— In the Northeast and across the city, residents and organizations rolled up their sleeves to help give Philly a clean start.
Philadelphia couldn’t have ordered better weather for its citywide cleanup Saturday. More than 12,000 volunteers came out to sweep, rake, plant, paint, trim, build and pick up debris in 348 projects all over the city from morning into the afternoon.
More than a million pounds of trash were removed, according to the city’s figures, and 4,841 recycling bins were distributed.
Although the fifth annual cleanup is a citywide event, it works through the efforts of lots of local groups that target specific projects in their neighborhoods.
“It went great,” said Mia Hylan of the Friends of the Mayfair Memorial Playground at Vista Street and Rowland Avenue. “The weather was absolutely perfect.”
Hylan said about 25 volunteers, including members of a Daisy troop and some Drexel students, worked at the playground throughout the day, filling 15 bags with weeds, leaves and garbage.
Parents of some of the Daisies bought flowers and planted them, Hylan said.
“We were also able to finish all the murals and paint the benches in the playground,” she added. “It’s finally done and we’re so happy with the results.”

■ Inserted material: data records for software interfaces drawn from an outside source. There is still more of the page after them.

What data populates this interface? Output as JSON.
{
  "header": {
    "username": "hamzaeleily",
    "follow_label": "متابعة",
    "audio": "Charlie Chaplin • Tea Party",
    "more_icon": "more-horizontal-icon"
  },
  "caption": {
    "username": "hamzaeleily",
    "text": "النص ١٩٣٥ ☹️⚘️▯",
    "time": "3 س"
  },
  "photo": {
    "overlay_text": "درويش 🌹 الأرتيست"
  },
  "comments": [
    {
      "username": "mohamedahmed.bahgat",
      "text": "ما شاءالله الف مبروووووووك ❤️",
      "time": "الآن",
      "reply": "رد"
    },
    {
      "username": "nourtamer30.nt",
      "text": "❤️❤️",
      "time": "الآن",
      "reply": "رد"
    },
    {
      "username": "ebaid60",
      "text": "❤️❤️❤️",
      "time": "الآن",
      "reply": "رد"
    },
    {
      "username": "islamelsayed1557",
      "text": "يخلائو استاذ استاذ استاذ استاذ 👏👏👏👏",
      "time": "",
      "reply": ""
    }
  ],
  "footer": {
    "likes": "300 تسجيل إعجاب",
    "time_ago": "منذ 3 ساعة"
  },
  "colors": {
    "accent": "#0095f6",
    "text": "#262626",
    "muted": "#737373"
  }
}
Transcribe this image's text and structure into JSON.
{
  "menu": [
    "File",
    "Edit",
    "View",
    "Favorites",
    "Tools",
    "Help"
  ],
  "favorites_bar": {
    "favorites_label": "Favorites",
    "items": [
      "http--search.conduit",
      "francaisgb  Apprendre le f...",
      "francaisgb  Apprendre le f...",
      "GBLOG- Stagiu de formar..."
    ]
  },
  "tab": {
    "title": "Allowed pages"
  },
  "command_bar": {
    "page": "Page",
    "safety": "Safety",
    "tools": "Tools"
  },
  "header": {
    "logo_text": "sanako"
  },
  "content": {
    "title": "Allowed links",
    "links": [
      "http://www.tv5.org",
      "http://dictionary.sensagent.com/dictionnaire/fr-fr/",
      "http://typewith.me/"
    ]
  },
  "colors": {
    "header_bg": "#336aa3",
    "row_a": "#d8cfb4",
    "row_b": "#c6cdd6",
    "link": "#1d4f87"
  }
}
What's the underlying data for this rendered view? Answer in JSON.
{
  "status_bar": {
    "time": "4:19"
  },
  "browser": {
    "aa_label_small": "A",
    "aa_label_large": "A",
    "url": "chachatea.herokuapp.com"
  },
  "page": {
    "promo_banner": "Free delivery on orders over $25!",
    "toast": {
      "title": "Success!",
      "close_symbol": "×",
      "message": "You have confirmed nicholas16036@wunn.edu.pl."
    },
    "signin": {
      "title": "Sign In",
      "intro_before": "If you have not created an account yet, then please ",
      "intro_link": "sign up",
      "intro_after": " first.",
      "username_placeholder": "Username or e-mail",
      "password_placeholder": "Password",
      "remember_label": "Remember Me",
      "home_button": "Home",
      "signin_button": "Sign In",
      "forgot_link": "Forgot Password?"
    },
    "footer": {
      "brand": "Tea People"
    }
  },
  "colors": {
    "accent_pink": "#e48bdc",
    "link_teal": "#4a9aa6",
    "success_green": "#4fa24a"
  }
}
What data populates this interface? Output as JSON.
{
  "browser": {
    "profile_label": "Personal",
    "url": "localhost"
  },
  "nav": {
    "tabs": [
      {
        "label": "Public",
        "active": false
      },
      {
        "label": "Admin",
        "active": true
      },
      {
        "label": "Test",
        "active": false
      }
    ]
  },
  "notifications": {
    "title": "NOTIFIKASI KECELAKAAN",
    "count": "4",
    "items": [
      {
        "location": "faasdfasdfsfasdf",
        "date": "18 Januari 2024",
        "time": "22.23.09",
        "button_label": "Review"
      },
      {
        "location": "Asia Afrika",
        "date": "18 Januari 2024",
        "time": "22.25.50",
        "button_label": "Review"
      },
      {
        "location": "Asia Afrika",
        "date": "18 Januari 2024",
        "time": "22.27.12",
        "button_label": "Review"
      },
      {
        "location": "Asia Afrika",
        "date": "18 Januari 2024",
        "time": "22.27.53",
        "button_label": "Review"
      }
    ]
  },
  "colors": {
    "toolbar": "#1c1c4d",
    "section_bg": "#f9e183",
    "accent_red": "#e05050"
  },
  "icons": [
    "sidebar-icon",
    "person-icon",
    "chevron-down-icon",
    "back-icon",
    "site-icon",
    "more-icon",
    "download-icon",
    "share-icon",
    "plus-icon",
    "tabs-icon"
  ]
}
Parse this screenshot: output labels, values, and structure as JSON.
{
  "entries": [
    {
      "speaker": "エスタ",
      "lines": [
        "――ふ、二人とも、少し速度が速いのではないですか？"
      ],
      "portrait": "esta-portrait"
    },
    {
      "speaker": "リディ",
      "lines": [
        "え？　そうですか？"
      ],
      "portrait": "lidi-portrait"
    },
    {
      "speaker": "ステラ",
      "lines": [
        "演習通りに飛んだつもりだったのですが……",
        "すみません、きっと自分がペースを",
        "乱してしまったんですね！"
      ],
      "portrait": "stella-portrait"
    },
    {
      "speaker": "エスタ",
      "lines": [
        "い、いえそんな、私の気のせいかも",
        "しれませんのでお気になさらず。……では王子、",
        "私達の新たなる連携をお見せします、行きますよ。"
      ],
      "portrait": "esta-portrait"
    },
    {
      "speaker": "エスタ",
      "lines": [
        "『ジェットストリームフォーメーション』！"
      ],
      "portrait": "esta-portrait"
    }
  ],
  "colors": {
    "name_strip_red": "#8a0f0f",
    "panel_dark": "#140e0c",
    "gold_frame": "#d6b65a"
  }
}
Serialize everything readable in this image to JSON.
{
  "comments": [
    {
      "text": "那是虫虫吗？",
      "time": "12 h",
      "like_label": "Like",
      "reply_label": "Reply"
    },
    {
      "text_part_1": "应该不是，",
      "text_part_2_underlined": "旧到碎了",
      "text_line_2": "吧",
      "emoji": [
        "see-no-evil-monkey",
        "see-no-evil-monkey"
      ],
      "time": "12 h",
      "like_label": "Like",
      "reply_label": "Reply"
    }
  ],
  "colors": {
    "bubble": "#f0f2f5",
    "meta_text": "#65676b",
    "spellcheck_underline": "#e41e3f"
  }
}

Several members of the Frankford Parks Group and Frankford Garden Club got help from neighbors and City Year volunteers as they worked on plantings and tidying up Wilmot Park at Meadow and Mulberry streets and a small park at Tackawanna and Meadow.
“We had about forty to fifty folks,” said Kimberly Washington, president of the Frankford Parks Group.
Washington said she didn’t think the volunteers would have a chance to work on the nearby Hedge Street rec center, but they got a nice surprise.
“Pastor Glenn Sheppard from Campbell AME Church along with a few other volunteers from the church took on that responsibility with very little manpower and tools,” she said.
About an equal number of volunteers turned out at Overington Park, at Orthodox and Piling streets, said Diane Kunze of the Friends of Overington Park.
“We planted a rose garden, our first!” Kunze said. “We picked up over seventy bags of trash.”
The city’s PhillyRising program provided general cleanup equipment to the Frankford Parks Group, including brooms, leaf rakes, hard rakes, shovels and branch pruners, said Assistant Managing Director Manny Citron.
The Friends of Overington Park got branch loppers, pruning saws, leaf pruners and a telescoping tree pruner from PhillyRising, Citron said.
More than 60 volunteers, including young children, worked in and around Torresdale Avenue in Tacony on Saturday, said organizer Alexander Balloon.
“The groups that participated were: St. Hubert’s High School, Kingdom Life Church, and the Tacony Civic Association,” said Balloon. “We picked up more than one-hundred bags of trash from the Avenue.”
At the Gifford Playground on Tomlinson Road in Somerton, 21 volunteers turned out, said Brian Tait, facility supervisor.
“Girls Scout Troop 928, led by Gifford Playground Advisory Council president Vanette Capece, planted a flower bed on the grass along Tomlinson Road,” Tait said. “We collected eighteen bags of trash, old leaves and broken glass.”
About 15 volunteers worked at Simpson Playground on Large Street on Saturday, and they got a lot done, said organizer Bill Melone. Workers filled 25 to 30 bags of trash and a leaf waster, he said.
“We had a grill going and were able to plant some plants in one corner of the lot,” Melone said. “It was very satisfying to interact with neighbors and accomplish something good for the community.”
About 30 people turned out for Parkwood’s cleanup effort and filled 58 bags with trash, said organizer Mary Lou Klein.
“Reen’s Deli and Pat’s Pizza treated us to hoagies and pizza,” she added. ••
Projects: 348 (a record)
Trash picked up: 1.9 million pounds
Recyclables collected: 40,340 pounds
Recycling bins distributed: 4,841